RECORDS TO PROCESS

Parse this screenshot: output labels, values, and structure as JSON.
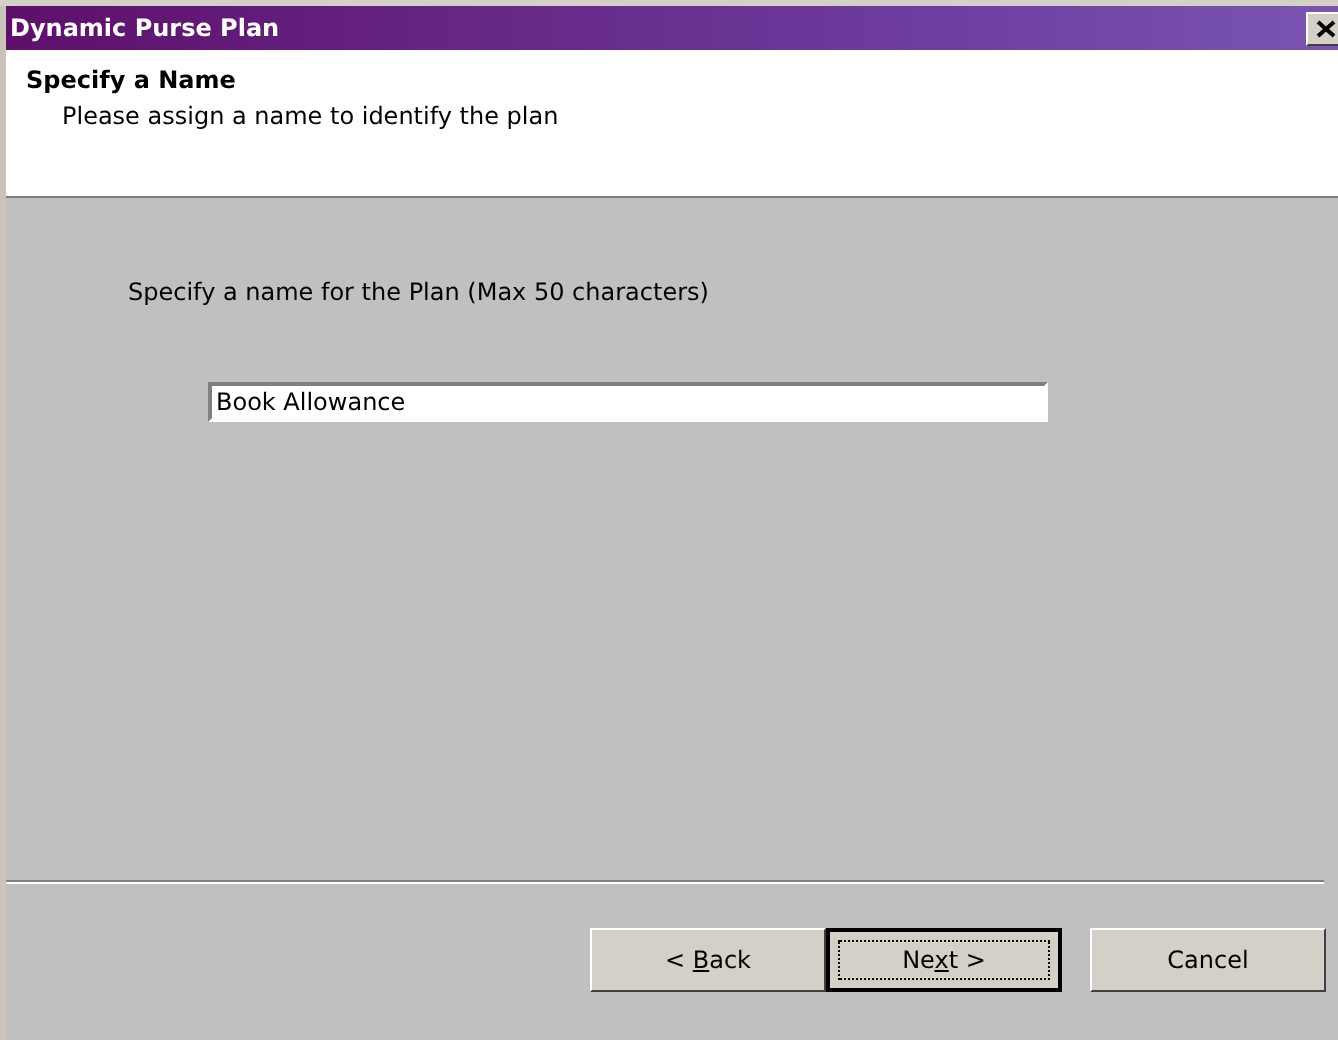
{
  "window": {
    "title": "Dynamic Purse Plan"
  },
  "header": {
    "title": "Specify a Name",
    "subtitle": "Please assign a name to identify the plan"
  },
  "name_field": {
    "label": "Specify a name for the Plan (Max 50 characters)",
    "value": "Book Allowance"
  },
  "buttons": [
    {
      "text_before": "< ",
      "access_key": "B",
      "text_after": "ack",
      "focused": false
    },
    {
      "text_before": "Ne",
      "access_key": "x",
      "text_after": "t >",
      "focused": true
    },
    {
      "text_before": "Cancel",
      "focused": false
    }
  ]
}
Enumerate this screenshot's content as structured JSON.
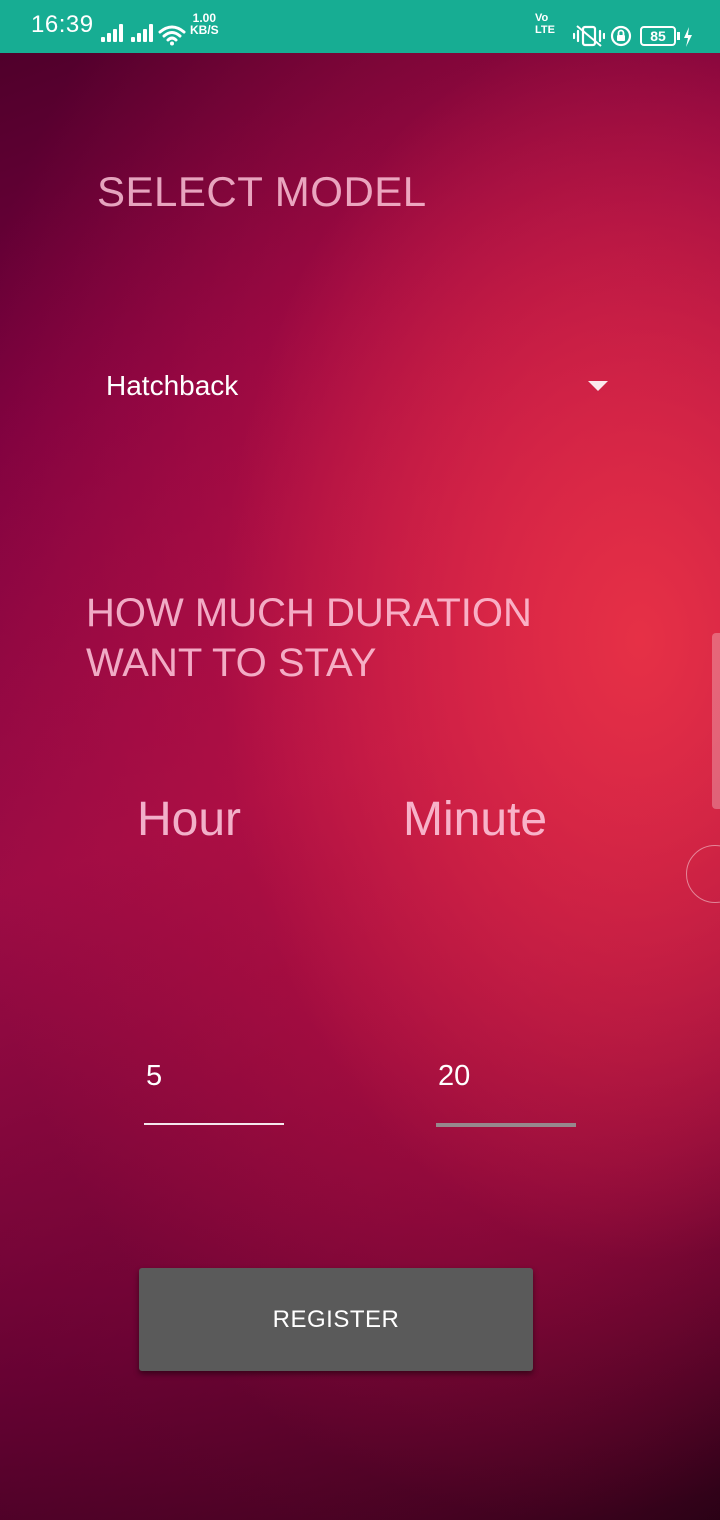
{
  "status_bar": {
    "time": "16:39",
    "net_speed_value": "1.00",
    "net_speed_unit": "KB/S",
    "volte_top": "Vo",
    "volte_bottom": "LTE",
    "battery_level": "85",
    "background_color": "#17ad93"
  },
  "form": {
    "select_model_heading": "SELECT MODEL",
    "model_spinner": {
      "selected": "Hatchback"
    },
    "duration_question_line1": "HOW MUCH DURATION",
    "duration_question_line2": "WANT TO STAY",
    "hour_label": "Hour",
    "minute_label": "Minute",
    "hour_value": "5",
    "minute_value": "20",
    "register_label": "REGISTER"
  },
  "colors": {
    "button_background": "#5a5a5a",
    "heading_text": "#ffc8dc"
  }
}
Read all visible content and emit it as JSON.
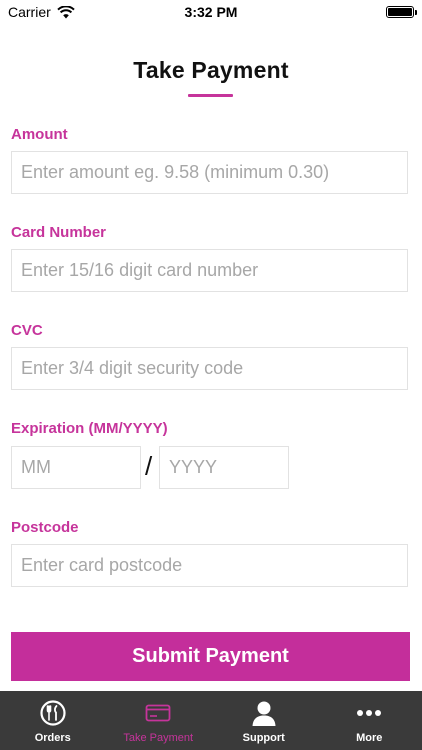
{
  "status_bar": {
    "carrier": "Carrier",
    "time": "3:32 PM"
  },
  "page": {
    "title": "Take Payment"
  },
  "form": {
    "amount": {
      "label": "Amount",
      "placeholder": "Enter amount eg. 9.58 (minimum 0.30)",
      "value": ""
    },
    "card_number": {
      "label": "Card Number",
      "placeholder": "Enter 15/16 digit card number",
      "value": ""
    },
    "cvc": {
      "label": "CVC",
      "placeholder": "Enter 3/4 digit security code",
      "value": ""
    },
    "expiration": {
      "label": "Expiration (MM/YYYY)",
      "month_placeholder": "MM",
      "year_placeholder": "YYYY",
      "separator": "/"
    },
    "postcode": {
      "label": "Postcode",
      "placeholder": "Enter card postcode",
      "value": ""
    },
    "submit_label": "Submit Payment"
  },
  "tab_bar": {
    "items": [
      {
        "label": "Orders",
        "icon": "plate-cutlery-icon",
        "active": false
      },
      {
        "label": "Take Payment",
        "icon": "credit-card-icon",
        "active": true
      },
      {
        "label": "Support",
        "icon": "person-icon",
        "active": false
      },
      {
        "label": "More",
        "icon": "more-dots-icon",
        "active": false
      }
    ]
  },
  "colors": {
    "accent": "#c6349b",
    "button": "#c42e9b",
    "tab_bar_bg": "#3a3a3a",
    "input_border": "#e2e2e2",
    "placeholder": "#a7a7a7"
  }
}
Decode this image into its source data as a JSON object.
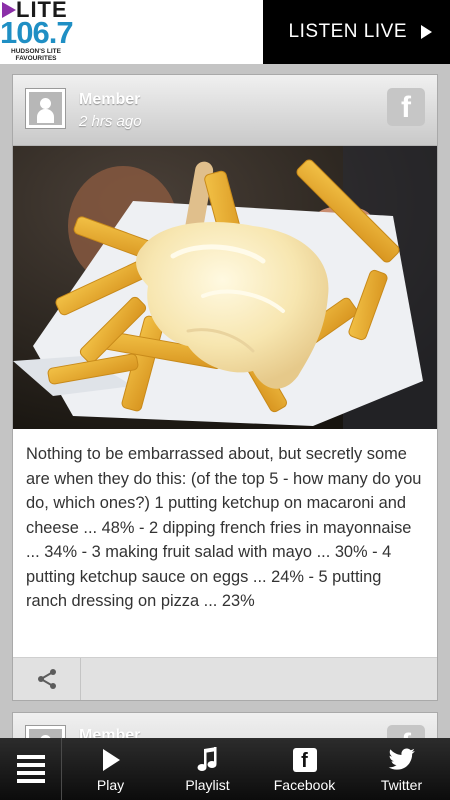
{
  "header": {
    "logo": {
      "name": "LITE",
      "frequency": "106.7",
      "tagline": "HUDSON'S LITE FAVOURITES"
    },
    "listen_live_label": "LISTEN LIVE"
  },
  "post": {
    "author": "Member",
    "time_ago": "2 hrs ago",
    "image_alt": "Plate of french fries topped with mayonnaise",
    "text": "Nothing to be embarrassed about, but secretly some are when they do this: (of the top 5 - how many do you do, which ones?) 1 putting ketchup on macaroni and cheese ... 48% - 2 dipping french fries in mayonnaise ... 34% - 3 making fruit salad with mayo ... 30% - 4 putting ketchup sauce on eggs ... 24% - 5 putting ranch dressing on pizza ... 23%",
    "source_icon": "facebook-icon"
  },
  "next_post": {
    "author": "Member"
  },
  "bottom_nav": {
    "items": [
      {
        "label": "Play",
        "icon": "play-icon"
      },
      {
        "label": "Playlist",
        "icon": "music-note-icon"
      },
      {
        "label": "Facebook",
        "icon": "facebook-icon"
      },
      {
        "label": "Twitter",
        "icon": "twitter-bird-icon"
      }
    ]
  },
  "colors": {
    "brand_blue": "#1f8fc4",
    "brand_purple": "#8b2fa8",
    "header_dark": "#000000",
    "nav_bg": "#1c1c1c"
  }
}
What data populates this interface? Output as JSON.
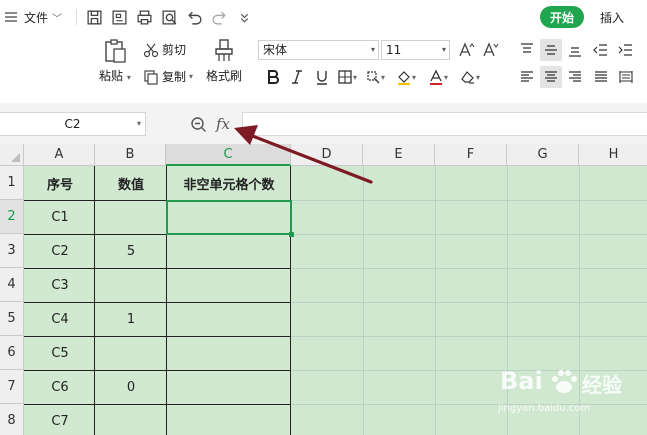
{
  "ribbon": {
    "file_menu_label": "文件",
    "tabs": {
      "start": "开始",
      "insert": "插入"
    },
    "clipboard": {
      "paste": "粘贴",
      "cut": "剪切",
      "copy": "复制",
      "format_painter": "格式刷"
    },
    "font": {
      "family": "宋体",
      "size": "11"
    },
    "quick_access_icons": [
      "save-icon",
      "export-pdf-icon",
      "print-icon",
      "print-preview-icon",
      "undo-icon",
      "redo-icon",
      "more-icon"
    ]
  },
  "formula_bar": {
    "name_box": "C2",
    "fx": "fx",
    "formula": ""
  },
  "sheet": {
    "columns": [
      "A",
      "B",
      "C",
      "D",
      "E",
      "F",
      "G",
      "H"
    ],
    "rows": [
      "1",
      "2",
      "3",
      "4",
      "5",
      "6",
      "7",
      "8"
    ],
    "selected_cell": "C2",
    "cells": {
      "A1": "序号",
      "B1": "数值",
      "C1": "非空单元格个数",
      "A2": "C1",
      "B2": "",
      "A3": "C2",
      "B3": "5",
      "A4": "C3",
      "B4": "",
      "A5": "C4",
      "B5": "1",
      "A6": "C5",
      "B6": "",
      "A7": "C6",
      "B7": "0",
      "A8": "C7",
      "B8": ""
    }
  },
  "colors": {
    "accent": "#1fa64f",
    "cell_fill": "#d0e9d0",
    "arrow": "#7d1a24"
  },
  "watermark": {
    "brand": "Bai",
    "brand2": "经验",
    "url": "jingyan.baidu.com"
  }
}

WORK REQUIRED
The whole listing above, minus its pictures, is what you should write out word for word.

EXERCISE OUTPUT
Parse this screenshot: output labels, values, and structure as JSON.
{
  "window": {
    "title": "Dynamic Purse Plan"
  },
  "header": {
    "title": "Specify a Name",
    "subtitle": "Please assign a name to identify the plan"
  },
  "name_field": {
    "label": "Specify a name for the Plan (Max 50 characters)",
    "value": "Book Allowance"
  },
  "buttons": [
    {
      "text_before": "< ",
      "access_key": "B",
      "text_after": "ack",
      "focused": false
    },
    {
      "text_before": "Ne",
      "access_key": "x",
      "text_after": "t >",
      "focused": true
    },
    {
      "text_before": "Cancel",
      "focused": false
    }
  ]
}
Enumerate this screenshot's content as structured JSON.
{
  "status_bar": {
    "time": "16:39",
    "net_speed_value": "1.00",
    "net_speed_unit": "KB/S",
    "volte_top": "Vo",
    "volte_bottom": "LTE",
    "battery_level": "85",
    "background_color": "#17ad93"
  },
  "form": {
    "select_model_heading": "SELECT MODEL",
    "model_spinner": {
      "selected": "Hatchback"
    },
    "duration_question_line1": "HOW MUCH DURATION",
    "duration_question_line2": "WANT TO STAY",
    "hour_label": "Hour",
    "minute_label": "Minute",
    "hour_value": "5",
    "minute_value": "20",
    "register_label": "REGISTER"
  },
  "colors": {
    "button_background": "#5a5a5a",
    "heading_text": "#ffc8dc"
  }
}
Read all visible content and emit it as JSON.
{
  "status_bar": {
    "carrier": "Carrier",
    "time": "3:32 PM"
  },
  "page": {
    "title": "Take Payment"
  },
  "form": {
    "amount": {
      "label": "Amount",
      "placeholder": "Enter amount eg. 9.58 (minimum 0.30)",
      "value": ""
    },
    "card_number": {
      "label": "Card Number",
      "placeholder": "Enter 15/16 digit card number",
      "value": ""
    },
    "cvc": {
      "label": "CVC",
      "placeholder": "Enter 3/4 digit security code",
      "value": ""
    },
    "expiration": {
      "label": "Expiration (MM/YYYY)",
      "month_placeholder": "MM",
      "year_placeholder": "YYYY",
      "separator": "/"
    },
    "postcode": {
      "label": "Postcode",
      "placeholder": "Enter card postcode",
      "value": ""
    },
    "submit_label": "Submit Payment"
  },
  "tab_bar": {
    "items": [
      {
        "label": "Orders",
        "icon": "plate-cutlery-icon",
        "active": false
      },
      {
        "label": "Take Payment",
        "icon": "credit-card-icon",
        "active": true
      },
      {
        "label": "Support",
        "icon": "person-icon",
        "active": false
      },
      {
        "label": "More",
        "icon": "more-dots-icon",
        "active": false
      }
    ]
  },
  "colors": {
    "accent": "#c6349b",
    "button": "#c42e9b",
    "tab_bar_bg": "#3a3a3a",
    "input_border": "#e2e2e2",
    "placeholder": "#a7a7a7"
  }
}
Decode this image into its source data as a JSON object.
{
  "header": {
    "logo": {
      "name": "LITE",
      "frequency": "106.7",
      "tagline": "HUDSON'S LITE FAVOURITES"
    },
    "listen_live_label": "LISTEN LIVE"
  },
  "post": {
    "author": "Member",
    "time_ago": "2 hrs ago",
    "image_alt": "Plate of french fries topped with mayonnaise",
    "text": "Nothing to be embarrassed about, but secretly some are when they do this: (of the top 5 - how many do you do, which ones?) 1 putting ketchup on macaroni and cheese ... 48% - 2 dipping french fries in mayonnaise ... 34% - 3 making fruit salad with mayo ... 30% - 4 putting ketchup sauce on eggs ... 24% - 5 putting ranch dressing on pizza ... 23%",
    "source_icon": "facebook-icon"
  },
  "next_post": {
    "author": "Member"
  },
  "bottom_nav": {
    "items": [
      {
        "label": "Play",
        "icon": "play-icon"
      },
      {
        "label": "Playlist",
        "icon": "music-note-icon"
      },
      {
        "label": "Facebook",
        "icon": "facebook-icon"
      },
      {
        "label": "Twitter",
        "icon": "twitter-bird-icon"
      }
    ]
  },
  "colors": {
    "brand_blue": "#1f8fc4",
    "brand_purple": "#8b2fa8",
    "header_dark": "#000000",
    "nav_bg": "#1c1c1c"
  }
}
What data populates this interface? Output as JSON.
{
  "ribbon": {
    "file_menu_label": "文件",
    "tabs": {
      "start": "开始",
      "insert": "插入"
    },
    "clipboard": {
      "paste": "粘贴",
      "cut": "剪切",
      "copy": "复制",
      "format_painter": "格式刷"
    },
    "font": {
      "family": "宋体",
      "size": "11"
    },
    "quick_access_icons": [
      "save-icon",
      "export-pdf-icon",
      "print-icon",
      "print-preview-icon",
      "undo-icon",
      "redo-icon",
      "more-icon"
    ]
  },
  "formula_bar": {
    "name_box": "C2",
    "fx": "fx",
    "formula": ""
  },
  "sheet": {
    "columns": [
      "A",
      "B",
      "C",
      "D",
      "E",
      "F",
      "G",
      "H"
    ],
    "rows": [
      "1",
      "2",
      "3",
      "4",
      "5",
      "6",
      "7",
      "8"
    ],
    "selected_cell": "C2",
    "cells": {
      "A1": "序号",
      "B1": "数值",
      "C1": "非空单元格个数",
      "A2": "C1",
      "B2": "",
      "A3": "C2",
      "B3": "5",
      "A4": "C3",
      "B4": "",
      "A5": "C4",
      "B5": "1",
      "A6": "C5",
      "B6": "",
      "A7": "C6",
      "B7": "0",
      "A8": "C7",
      "B8": ""
    }
  },
  "colors": {
    "accent": "#1fa64f",
    "cell_fill": "#d0e9d0",
    "arrow": "#7d1a24"
  },
  "watermark": {
    "brand": "Bai",
    "brand2": "经验",
    "url": "jingyan.baidu.com"
  }
}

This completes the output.